** WHAT NEEDS TO BE DONE **
For each line of the listing that includes the word "down", show the whole line.

** DATA **
============================================================

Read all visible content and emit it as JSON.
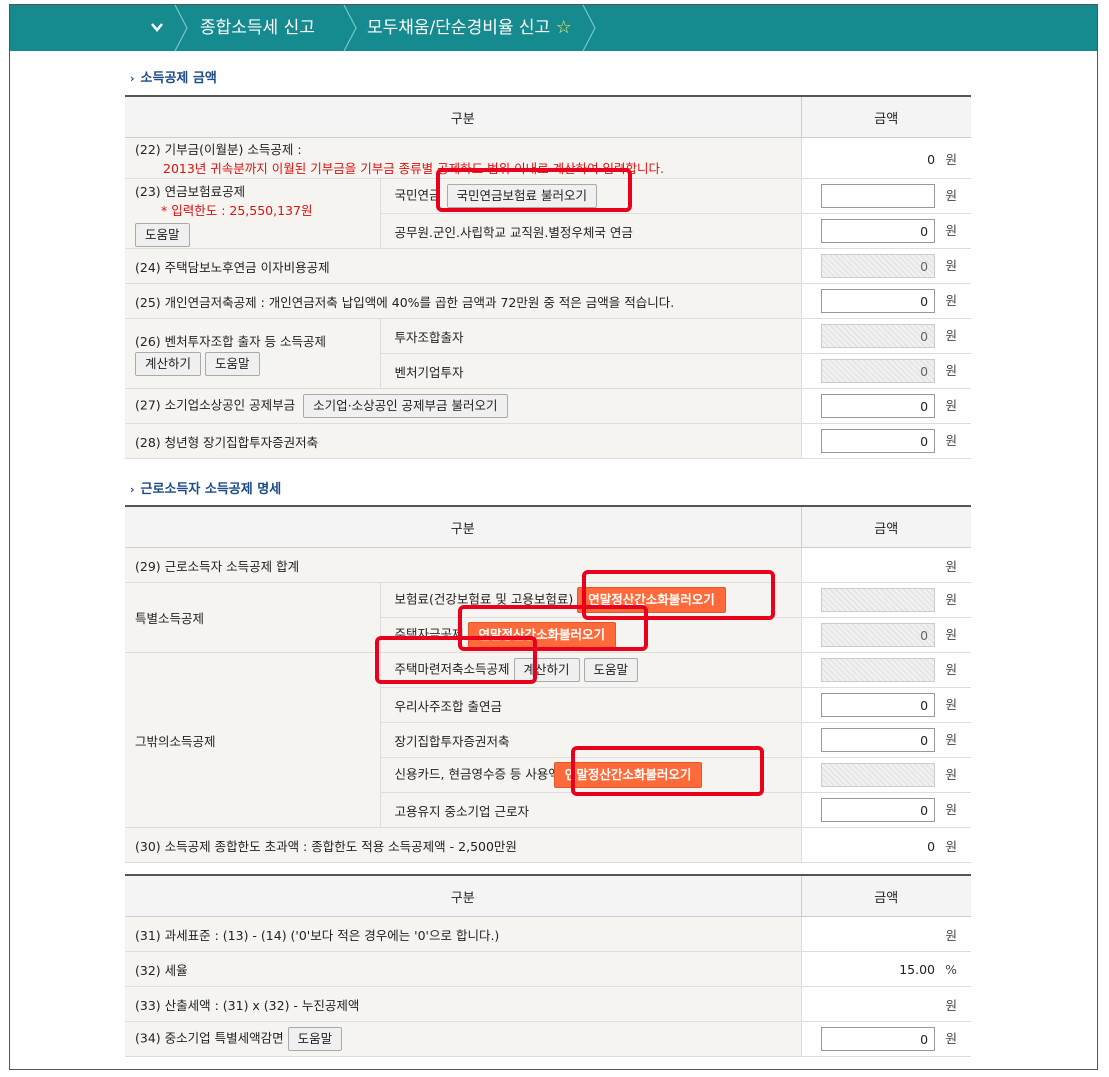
{
  "breadcrumb": {
    "item1": "종합소득세 신고",
    "item2": "모두채움/단순경비율 신고"
  },
  "icons": {
    "expand": "chevron-down-icon",
    "favorite": "star-icon",
    "section": "chevron-right-icon"
  },
  "common": {
    "won": "원",
    "percent": "%",
    "col_category": "구분",
    "col_amount": "금액"
  },
  "section1": {
    "title": "소득공제 금액",
    "rows": {
      "r22_label": "(22) 기부금(이월분) 소득공제 :",
      "r22_note": "2013년 귀속분까지 이월된 기부금을 기부금 종류별 공제하도 범위 이내로 계산하여 입력합니다.",
      "r22_value": "0",
      "r23_label": "(23) 연금보험료공제",
      "r23_limit": "* 입력한도 : 25,550,137원",
      "r23_help": "도움말",
      "r23_sub1": "국민연금",
      "r23_sub1_btn": "국민연금보험료 불러오기",
      "r23_sub1_value": "",
      "r23_sub2": "공무원.군인.사립학교 교직원.별정우체국 연금",
      "r23_sub2_value": "0",
      "r24_label": "(24) 주택담보노후연금 이자비용공제",
      "r24_value": "0",
      "r25_label": "(25) 개인연금저축공제 : 개인연금저축 납입액에 40%를 곱한 금액과 72만원 중 적은 금액을 적습니다.",
      "r25_value": "0",
      "r26_label": "(26) 벤처투자조합 출자 등 소득공제",
      "r26_calc": "계산하기",
      "r26_help": "도움말",
      "r26_sub1": "투자조합출자",
      "r26_sub1_value": "0",
      "r26_sub2": "벤처기업투자",
      "r26_sub2_value": "0",
      "r27_label": "(27) 소기업소상공인 공제부금",
      "r27_btn": "소기업·소상공인 공제부금 불러오기",
      "r27_value": "0",
      "r28_label": "(28) 청년형 장기집합투자증권저축",
      "r28_value": "0"
    }
  },
  "section2": {
    "title": "근로소득자 소득공제 명세",
    "rows": {
      "r29_label": "(29) 근로소득자 소득공제 합계",
      "special_label": "특별소득공제",
      "ins_label": "보험료(건강보험료 및 고용보험료)",
      "ins_btn": "연말정산간소화불러오기",
      "house_label": "주택자금공제",
      "house_btn": "연말정산간소화불러오기",
      "house_value": "0",
      "other_label": "그밖의소득공제",
      "savings_label": "주택마련저축소득공제",
      "savings_calc": "계산하기",
      "savings_help": "도움말",
      "esop_label": "우리사주조합 출연금",
      "esop_value": "0",
      "longterm_label": "장기집합투자증권저축",
      "longterm_value": "0",
      "card_label": "신용카드, 현금영수증 등 사용액",
      "card_btn": "연말정산간소화불러오기",
      "sme_label": "고용유지 중소기업 근로자",
      "sme_value": "0",
      "r30_label": "(30) 소득공제 종합한도 초과액 : 종합한도 적용 소득공제액 - 2,500만원",
      "r30_value": "0"
    }
  },
  "section3": {
    "rows": {
      "r31_label": "(31) 과세표준 : (13) - (14) ('0'보다 적은 경우에는 '0'으로 합니다.)",
      "r32_label": "(32) 세율",
      "r32_value": "15.00",
      "r33_label": "(33) 산출세액 : (31) x (32) - 누진공제액",
      "r34_label": "(34) 중소기업 특별세액감면",
      "r34_help": "도움말",
      "r34_value": "0"
    }
  },
  "colors": {
    "header": "#168b8f",
    "highlight": "#e8001c",
    "orange_button": "#ff6a3a",
    "section_title": "#1c4a86"
  }
}
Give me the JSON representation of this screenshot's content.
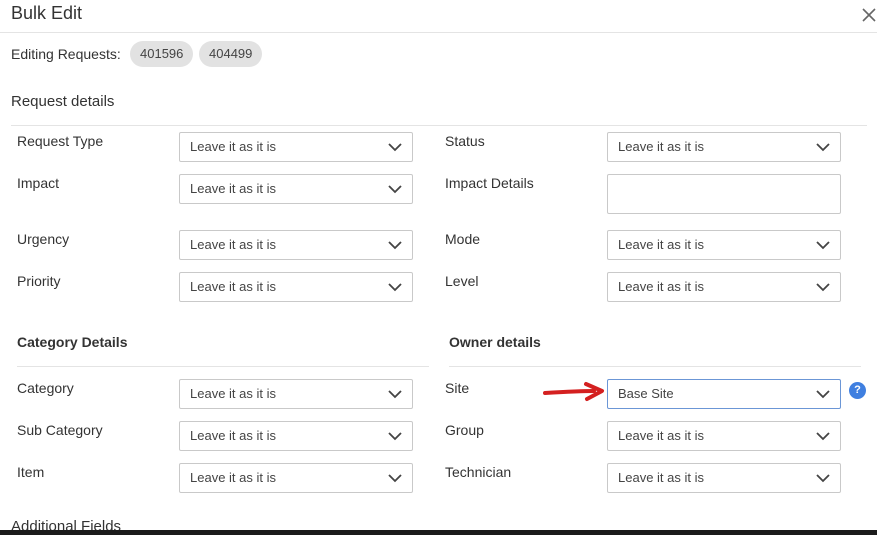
{
  "dialog": {
    "title": "Bulk Edit"
  },
  "editing": {
    "label": "Editing Requests:",
    "requests": [
      "401596",
      "404499"
    ]
  },
  "sections": {
    "request_details": "Request details",
    "category_details": "Category Details",
    "owner_details": "Owner details",
    "additional_fields": "Additional Fields"
  },
  "fields": {
    "request_type": {
      "label": "Request Type",
      "value": "Leave it as it is"
    },
    "status": {
      "label": "Status",
      "value": "Leave it as it is"
    },
    "impact": {
      "label": "Impact",
      "value": "Leave it as it is"
    },
    "impact_details": {
      "label": "Impact Details",
      "value": ""
    },
    "urgency": {
      "label": "Urgency",
      "value": "Leave it as it is"
    },
    "mode": {
      "label": "Mode",
      "value": "Leave it as it is"
    },
    "priority": {
      "label": "Priority",
      "value": "Leave it as it is"
    },
    "level": {
      "label": "Level",
      "value": "Leave it as it is"
    },
    "category": {
      "label": "Category",
      "value": "Leave it as it is"
    },
    "site": {
      "label": "Site",
      "value": "Base Site",
      "help": "?"
    },
    "sub_category": {
      "label": "Sub Category",
      "value": "Leave it as it is"
    },
    "group": {
      "label": "Group",
      "value": "Leave it as it is"
    },
    "item": {
      "label": "Item",
      "value": "Leave it as it is"
    },
    "technician": {
      "label": "Technician",
      "value": "Leave it as it is"
    }
  },
  "icons": {
    "close": "close-icon",
    "chevron": "chevron-down-icon",
    "help": "help-icon",
    "annotation": "red-arrow-icon"
  },
  "colors": {
    "accent": "#3f7fe0",
    "annotation_arrow": "#d42020",
    "chip_bg": "#e2e2e2",
    "border": "#c9c9c9"
  }
}
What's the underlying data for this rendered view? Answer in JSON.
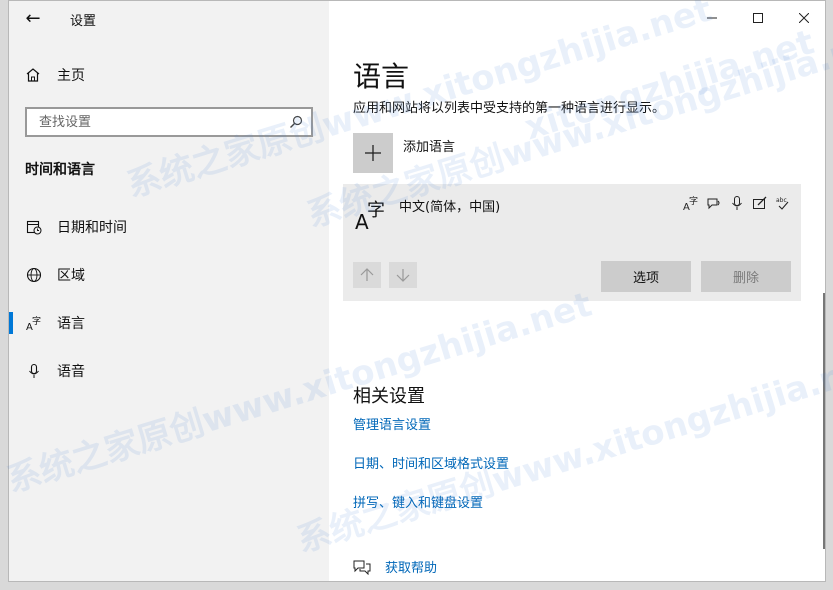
{
  "window": {
    "title": "设置",
    "back_icon": "back-arrow-icon",
    "minimize_icon": "minimize-icon",
    "maximize_icon": "maximize-icon",
    "close_icon": "close-icon"
  },
  "sidebar": {
    "home_label": "主页",
    "home_icon": "home-icon",
    "search_placeholder": "查找设置",
    "search_icon": "search-icon",
    "section_title": "时间和语言",
    "items": [
      {
        "label": "日期和时间",
        "icon": "calendar-clock-icon",
        "active": false
      },
      {
        "label": "区域",
        "icon": "globe-icon",
        "active": false
      },
      {
        "label": "语言",
        "icon": "language-icon",
        "active": true
      },
      {
        "label": "语音",
        "icon": "microphone-icon",
        "active": false
      }
    ]
  },
  "main": {
    "title": "语言",
    "description": "应用和网站将以列表中受支持的第一种语言进行显示。",
    "add_language_label": "添加语言",
    "add_icon": "plus-icon",
    "language": {
      "name": "中文(简体，中国)",
      "icon": "language-icon",
      "feature_icons": [
        "display-language-icon",
        "speech-icon",
        "microphone-icon",
        "handwriting-icon",
        "spellcheck-icon"
      ]
    },
    "move_up_icon": "arrow-up-icon",
    "move_down_icon": "arrow-down-icon",
    "options_label": "选项",
    "delete_label": "删除",
    "related_title": "相关设置",
    "related_links": [
      "管理语言设置",
      "日期、时间和区域格式设置",
      "拼写、键入和键盘设置"
    ],
    "help_label": "获取帮助",
    "help_icon": "help-chat-icon"
  },
  "watermark": {
    "text": "系统之家原创www.xitongzhijia.net",
    "short_text": "xitongzhijia.net"
  },
  "colors": {
    "accent": "#0078d7",
    "link": "#0067b8",
    "sidebar_bg": "#f2f2f2",
    "button_bg": "#cccccc",
    "panel_bg": "#ebebeb"
  }
}
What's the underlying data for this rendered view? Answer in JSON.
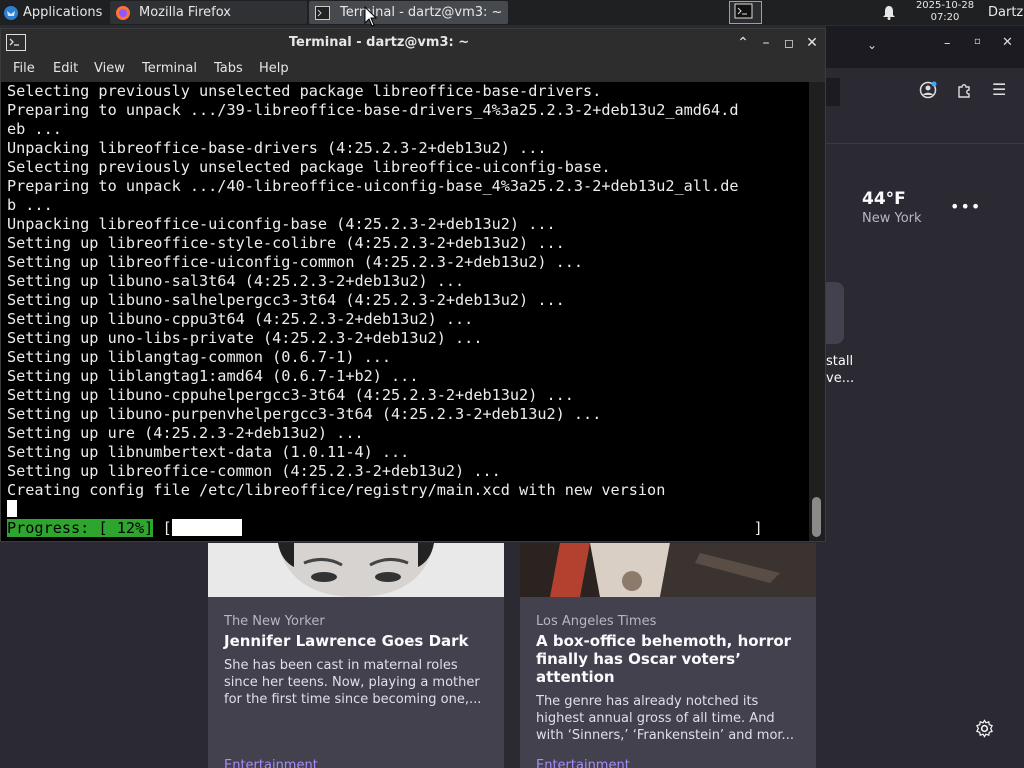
{
  "panel": {
    "applications_label": "Applications",
    "tasks": [
      {
        "label": "Mozilla Firefox"
      },
      {
        "label": "Terminal - dartz@vm3: ~"
      }
    ],
    "clock_date": "2025-10-28",
    "clock_time": "07:20",
    "user": "Dartz"
  },
  "terminal": {
    "title": "Terminal - dartz@vm3: ~",
    "menu": [
      "File",
      "Edit",
      "View",
      "Terminal",
      "Tabs",
      "Help"
    ],
    "lines": [
      "Selecting previously unselected package libreoffice-base-drivers.",
      "Preparing to unpack .../39-libreoffice-base-drivers_4%3a25.2.3-2+deb13u2_amd64.d",
      "eb ...",
      "Unpacking libreoffice-base-drivers (4:25.2.3-2+deb13u2) ...",
      "Selecting previously unselected package libreoffice-uiconfig-base.",
      "Preparing to unpack .../40-libreoffice-uiconfig-base_4%3a25.2.3-2+deb13u2_all.de",
      "b ...",
      "Unpacking libreoffice-uiconfig-base (4:25.2.3-2+deb13u2) ...",
      "Setting up libreoffice-style-colibre (4:25.2.3-2+deb13u2) ...",
      "Setting up libreoffice-uiconfig-common (4:25.2.3-2+deb13u2) ...",
      "Setting up libuno-sal3t64 (4:25.2.3-2+deb13u2) ...",
      "Setting up libuno-salhelpergcc3-3t64 (4:25.2.3-2+deb13u2) ...",
      "Setting up libuno-cppu3t64 (4:25.2.3-2+deb13u2) ...",
      "Setting up uno-libs-private (4:25.2.3-2+deb13u2) ...",
      "Setting up liblangtag-common (0.6.7-1) ...",
      "Setting up liblangtag1:amd64 (0.6.7-1+b2) ...",
      "Setting up libuno-cppuhelpergcc3-3t64 (4:25.2.3-2+deb13u2) ...",
      "Setting up libuno-purpenvhelpergcc3-3t64 (4:25.2.3-2+deb13u2) ...",
      "Setting up ure (4:25.2.3-2+deb13u2) ...",
      "Setting up libnumbertext-data (1.0.11-4) ...",
      "Setting up libreoffice-common (4:25.2.3-2+deb13u2) ...",
      "Creating config file /etc/libreoffice/registry/main.xcd with new version"
    ],
    "progress_label": "Progress: [ 12%]",
    "progress_fraction": 0.12,
    "progress_open": "[",
    "progress_close": "]"
  },
  "firefox": {
    "weather_temp": "44°F",
    "weather_location": "New York",
    "shortcut_label_1": "stall",
    "shortcut_label_2": "ve...",
    "cards": [
      {
        "source": "The New Yorker",
        "title": "Jennifer Lawrence Goes Dark",
        "description": "She has been cast in maternal roles since her teens. Now, playing a mother for the first time since becoming one,...",
        "category": "Entertainment"
      },
      {
        "source": "Los Angeles Times",
        "title": "A box-office behemoth, horror finally has Oscar voters’ attention",
        "description": "The genre has already notched its highest annual gross of all time. And with ‘Sinners,’ ‘Frankenstein’ and mor...",
        "category": "Entertainment"
      }
    ]
  }
}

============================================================

** ANSWER AREA **
    "expand": "chevron-down-icon",
    "chevron": "chevron-down-icon",
    "move_down_icon": "arrow-down-icon",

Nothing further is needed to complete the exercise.